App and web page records
Start of Block
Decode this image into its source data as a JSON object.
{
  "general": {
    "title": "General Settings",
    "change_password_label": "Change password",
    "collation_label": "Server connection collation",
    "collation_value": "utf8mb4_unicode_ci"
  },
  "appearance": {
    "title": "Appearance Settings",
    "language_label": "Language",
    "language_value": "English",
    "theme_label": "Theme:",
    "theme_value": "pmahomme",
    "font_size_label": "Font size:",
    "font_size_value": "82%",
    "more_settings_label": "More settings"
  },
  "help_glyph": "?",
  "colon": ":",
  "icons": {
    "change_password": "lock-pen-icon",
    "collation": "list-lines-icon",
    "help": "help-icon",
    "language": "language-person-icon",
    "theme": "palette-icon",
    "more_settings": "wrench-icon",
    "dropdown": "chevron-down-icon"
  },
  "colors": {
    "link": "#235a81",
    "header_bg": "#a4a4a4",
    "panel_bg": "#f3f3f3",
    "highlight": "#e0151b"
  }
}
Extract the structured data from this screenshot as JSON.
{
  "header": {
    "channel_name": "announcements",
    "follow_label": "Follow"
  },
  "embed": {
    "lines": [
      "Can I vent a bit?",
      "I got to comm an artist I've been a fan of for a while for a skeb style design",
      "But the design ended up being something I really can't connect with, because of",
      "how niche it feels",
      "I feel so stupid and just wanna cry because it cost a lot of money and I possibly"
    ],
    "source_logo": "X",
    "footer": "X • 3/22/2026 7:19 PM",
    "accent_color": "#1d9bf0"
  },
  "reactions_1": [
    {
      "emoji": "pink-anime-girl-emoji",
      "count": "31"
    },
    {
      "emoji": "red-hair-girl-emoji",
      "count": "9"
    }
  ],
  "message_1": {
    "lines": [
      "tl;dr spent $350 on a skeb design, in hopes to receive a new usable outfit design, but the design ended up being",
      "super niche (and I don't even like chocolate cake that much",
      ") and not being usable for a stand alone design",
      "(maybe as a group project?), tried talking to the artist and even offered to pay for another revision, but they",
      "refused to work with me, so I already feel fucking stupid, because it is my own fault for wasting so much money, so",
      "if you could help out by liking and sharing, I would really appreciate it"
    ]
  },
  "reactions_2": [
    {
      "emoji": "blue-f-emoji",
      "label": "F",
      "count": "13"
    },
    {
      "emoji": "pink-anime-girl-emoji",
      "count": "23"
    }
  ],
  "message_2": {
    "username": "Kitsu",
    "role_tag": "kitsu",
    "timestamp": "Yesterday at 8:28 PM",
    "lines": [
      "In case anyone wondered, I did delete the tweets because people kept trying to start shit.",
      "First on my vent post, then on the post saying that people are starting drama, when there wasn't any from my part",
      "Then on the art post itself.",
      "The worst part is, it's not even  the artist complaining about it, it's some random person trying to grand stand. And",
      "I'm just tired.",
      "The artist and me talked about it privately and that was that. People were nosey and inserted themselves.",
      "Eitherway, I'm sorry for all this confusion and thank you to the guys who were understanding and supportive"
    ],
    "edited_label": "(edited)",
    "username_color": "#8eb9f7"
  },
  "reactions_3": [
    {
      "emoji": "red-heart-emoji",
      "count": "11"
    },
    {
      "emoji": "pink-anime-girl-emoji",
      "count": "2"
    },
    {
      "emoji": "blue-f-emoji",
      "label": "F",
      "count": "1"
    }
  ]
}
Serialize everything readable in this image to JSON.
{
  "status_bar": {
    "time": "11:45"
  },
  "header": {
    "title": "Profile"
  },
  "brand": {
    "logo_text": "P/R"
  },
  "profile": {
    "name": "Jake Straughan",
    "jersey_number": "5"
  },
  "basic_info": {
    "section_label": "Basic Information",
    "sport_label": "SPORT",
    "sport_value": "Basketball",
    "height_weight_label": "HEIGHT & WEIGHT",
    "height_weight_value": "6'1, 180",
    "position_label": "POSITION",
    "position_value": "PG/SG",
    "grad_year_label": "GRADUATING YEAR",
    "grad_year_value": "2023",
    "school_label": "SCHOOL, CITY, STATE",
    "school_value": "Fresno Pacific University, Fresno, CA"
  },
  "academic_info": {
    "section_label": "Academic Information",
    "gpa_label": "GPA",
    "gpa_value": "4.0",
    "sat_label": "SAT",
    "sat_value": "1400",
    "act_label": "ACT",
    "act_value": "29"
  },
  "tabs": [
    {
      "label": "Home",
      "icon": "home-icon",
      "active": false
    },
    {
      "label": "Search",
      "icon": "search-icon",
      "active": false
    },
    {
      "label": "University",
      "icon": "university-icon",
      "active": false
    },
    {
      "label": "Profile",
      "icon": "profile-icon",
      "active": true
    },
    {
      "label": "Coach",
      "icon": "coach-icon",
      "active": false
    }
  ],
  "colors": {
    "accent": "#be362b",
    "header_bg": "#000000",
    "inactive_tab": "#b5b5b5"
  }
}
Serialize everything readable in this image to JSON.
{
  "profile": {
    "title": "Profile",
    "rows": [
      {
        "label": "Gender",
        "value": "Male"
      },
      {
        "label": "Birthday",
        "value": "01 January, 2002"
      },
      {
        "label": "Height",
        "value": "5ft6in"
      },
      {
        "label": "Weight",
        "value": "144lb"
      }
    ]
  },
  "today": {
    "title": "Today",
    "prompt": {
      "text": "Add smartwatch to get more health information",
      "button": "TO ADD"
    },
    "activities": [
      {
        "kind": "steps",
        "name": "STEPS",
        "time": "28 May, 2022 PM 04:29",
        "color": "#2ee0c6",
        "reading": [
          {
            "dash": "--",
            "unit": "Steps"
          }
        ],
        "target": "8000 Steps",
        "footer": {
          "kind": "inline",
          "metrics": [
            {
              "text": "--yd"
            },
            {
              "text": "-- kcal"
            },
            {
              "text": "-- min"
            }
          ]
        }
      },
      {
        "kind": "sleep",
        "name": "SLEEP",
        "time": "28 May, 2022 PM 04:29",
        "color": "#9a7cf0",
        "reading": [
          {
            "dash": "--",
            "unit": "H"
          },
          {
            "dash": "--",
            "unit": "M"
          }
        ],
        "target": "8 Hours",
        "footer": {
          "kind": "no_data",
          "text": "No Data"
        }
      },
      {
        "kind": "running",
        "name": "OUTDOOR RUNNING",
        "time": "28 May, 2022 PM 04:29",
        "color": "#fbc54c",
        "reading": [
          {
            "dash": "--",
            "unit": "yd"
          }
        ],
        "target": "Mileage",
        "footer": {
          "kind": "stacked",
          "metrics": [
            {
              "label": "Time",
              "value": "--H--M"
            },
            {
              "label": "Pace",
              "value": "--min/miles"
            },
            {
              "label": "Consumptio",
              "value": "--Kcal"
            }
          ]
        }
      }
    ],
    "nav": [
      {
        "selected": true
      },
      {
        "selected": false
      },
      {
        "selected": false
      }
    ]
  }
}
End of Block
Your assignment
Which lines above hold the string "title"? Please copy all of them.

Response for this exercise
    "title": "General Settings",
    "title": "Appearance Settings",
    "title": "Profile"
    "title": "Profile",
    "title": "Today",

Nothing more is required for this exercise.